Because once Passengers remembers that it’s a big budget, visually extravagant intergalactic action saga, and not just an indie love story, it stops being unintentionally deep. It stops raising questions once it tries to discover answers. It becomes a convenient, campy and – thankfully, unapologetic – parody onto itself. It begins to trip on its own contrivances and cute technical jargon.
It’s anything but self-serious, like an adorable puppy clumsily teething to show off its evolution. Even the cornier scenes – those with the couple doing romantic space-walks off the edge of the ship, swimming in a penthouse-style infinity glass-pool and making love against the background of a wall projecting the Northern Lights (of course I imagined the “actual” sex, thanks to our ever-alert CBFC guardians of the galaxy) – feel fairly sweet, if one can get past Pratt’s wooden creep-face act. Or at least until Lawrence’s intense physicality and crying-face takes over. I bet Dr. Romilly (David Gyasi, in Interstellar) wished someone made a wishful spinoff like this on him when he was left to age 23 years in a spaceship because of the Miller’s-planet debacle.

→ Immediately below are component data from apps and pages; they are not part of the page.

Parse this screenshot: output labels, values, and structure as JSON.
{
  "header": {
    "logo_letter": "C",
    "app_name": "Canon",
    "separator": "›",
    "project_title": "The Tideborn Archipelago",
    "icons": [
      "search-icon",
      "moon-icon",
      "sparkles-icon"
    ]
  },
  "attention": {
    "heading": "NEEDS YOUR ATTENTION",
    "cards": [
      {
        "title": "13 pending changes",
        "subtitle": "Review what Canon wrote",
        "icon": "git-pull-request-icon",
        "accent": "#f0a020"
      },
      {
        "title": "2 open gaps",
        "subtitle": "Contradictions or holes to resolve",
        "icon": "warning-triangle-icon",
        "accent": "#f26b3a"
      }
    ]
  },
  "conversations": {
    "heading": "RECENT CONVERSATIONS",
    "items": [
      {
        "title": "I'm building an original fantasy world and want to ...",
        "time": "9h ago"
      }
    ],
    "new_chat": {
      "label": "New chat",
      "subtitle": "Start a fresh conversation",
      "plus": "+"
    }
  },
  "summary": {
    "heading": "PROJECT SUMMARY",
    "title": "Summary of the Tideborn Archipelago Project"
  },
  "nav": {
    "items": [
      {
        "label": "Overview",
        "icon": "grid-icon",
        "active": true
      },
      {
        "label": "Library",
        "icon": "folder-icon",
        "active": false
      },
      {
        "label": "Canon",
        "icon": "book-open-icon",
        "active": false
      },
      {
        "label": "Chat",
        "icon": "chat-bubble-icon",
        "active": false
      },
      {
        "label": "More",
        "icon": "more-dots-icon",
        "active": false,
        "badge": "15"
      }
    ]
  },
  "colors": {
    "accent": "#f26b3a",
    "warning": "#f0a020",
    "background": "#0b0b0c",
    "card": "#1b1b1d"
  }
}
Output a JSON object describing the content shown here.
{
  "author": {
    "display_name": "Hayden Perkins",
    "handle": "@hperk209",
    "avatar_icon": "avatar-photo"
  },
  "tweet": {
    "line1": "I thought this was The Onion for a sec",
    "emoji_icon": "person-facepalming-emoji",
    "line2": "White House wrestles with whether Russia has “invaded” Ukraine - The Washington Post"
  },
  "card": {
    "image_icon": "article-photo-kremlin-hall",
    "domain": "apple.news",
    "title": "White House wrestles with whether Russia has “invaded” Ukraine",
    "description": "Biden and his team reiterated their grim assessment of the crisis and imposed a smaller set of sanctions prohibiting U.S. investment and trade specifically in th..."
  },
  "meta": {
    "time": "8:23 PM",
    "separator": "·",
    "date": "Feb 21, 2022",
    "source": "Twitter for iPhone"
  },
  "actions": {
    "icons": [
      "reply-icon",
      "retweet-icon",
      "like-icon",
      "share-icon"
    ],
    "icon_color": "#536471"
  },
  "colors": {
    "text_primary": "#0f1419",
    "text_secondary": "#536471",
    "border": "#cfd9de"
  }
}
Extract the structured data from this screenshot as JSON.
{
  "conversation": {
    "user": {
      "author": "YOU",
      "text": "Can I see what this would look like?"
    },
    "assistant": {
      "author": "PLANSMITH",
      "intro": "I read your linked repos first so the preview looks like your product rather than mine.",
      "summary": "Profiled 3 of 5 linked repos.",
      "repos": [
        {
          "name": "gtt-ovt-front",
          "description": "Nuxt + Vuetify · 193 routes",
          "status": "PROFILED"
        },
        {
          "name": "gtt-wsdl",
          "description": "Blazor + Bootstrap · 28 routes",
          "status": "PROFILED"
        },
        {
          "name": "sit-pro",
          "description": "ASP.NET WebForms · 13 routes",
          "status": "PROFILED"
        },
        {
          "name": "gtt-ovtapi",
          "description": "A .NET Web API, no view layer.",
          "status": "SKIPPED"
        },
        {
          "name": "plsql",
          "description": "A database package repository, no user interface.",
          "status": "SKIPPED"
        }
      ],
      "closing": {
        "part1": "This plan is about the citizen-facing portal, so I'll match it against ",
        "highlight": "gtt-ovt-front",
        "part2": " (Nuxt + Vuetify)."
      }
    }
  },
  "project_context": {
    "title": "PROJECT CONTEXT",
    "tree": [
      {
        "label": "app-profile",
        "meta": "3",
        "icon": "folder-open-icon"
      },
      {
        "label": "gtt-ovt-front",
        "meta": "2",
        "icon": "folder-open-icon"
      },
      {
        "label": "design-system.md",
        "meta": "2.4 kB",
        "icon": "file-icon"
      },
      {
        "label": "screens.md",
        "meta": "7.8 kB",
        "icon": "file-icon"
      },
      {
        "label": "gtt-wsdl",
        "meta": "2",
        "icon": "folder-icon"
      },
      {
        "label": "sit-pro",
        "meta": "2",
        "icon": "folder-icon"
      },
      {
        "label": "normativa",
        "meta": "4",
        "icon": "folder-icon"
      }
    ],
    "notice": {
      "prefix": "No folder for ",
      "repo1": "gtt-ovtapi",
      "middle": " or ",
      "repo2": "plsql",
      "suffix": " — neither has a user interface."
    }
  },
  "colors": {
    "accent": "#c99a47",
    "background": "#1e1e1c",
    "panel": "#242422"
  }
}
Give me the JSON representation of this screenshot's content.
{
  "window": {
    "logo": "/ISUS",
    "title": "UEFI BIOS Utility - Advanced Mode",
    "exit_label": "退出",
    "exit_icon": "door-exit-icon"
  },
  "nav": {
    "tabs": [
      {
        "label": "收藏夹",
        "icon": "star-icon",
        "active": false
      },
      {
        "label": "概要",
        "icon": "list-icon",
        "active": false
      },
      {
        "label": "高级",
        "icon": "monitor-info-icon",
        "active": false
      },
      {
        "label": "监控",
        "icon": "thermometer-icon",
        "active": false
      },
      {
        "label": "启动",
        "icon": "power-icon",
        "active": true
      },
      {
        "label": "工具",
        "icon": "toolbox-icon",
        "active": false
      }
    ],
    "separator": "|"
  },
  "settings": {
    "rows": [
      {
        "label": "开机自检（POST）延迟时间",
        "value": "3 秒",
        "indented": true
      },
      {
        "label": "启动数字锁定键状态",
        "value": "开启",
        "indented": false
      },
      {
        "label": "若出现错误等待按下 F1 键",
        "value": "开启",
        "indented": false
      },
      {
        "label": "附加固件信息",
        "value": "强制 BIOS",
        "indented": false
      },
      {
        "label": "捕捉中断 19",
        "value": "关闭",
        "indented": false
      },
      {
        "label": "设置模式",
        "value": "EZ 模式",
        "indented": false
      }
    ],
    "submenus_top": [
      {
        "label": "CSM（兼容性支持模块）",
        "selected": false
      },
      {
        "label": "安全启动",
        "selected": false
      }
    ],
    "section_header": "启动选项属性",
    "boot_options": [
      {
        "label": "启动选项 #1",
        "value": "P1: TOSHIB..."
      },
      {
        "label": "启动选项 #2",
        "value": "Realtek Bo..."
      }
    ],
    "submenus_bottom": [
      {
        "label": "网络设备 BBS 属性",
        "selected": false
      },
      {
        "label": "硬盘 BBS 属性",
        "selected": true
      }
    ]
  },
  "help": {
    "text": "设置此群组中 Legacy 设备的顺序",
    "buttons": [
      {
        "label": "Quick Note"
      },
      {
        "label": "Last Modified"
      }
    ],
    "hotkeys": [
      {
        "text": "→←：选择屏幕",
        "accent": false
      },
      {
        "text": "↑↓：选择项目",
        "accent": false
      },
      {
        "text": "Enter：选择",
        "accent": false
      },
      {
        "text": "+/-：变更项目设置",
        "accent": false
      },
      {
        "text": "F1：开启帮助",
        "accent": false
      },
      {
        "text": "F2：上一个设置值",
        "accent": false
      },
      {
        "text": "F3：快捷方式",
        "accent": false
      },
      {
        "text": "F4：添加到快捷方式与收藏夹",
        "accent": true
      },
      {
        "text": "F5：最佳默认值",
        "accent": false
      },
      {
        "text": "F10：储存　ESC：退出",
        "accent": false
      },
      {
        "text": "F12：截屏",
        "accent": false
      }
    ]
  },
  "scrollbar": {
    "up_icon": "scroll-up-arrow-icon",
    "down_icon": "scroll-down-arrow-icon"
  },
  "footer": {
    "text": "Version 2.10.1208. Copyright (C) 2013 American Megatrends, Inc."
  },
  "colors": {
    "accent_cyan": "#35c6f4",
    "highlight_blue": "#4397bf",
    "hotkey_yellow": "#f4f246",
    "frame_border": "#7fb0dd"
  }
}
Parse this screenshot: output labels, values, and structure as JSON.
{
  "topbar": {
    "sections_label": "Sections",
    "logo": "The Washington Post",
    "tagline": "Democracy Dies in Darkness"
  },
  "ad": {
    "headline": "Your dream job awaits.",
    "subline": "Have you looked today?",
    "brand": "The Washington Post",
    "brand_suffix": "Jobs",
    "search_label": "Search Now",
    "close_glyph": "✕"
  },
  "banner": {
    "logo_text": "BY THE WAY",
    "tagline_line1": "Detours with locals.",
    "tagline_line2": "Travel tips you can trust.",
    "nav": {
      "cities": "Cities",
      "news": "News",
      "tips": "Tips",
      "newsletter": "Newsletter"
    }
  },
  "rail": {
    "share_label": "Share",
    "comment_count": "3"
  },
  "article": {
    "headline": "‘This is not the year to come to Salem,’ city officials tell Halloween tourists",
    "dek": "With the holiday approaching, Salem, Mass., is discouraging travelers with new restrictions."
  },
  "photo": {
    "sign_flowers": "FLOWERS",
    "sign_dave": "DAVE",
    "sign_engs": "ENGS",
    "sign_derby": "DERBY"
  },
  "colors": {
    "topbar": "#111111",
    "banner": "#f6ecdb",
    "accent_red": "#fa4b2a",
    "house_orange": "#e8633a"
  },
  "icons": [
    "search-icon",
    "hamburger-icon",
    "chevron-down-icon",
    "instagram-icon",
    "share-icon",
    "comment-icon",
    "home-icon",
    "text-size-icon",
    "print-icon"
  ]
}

Despite all its bumbling adultness, Passengers does the pop-entertainer basics right: it transports us into its world, no matter how outrageous or flawed.
Despite all its bumbling adultness, Passengers does the pop-entertainer basics right: it transports us into its world, no matter how outrageous or flawed. It equips its male protagonist, a figure just short of a space-age criminal, with the power or redemption. It isn’t so much an adventure pivoting on its disoriented feminism, as it is a light-hearted film having fun with its own medium. Fun is not such a bad thing at the movies. Even if it means laughing at, and with, the movie simultaneously.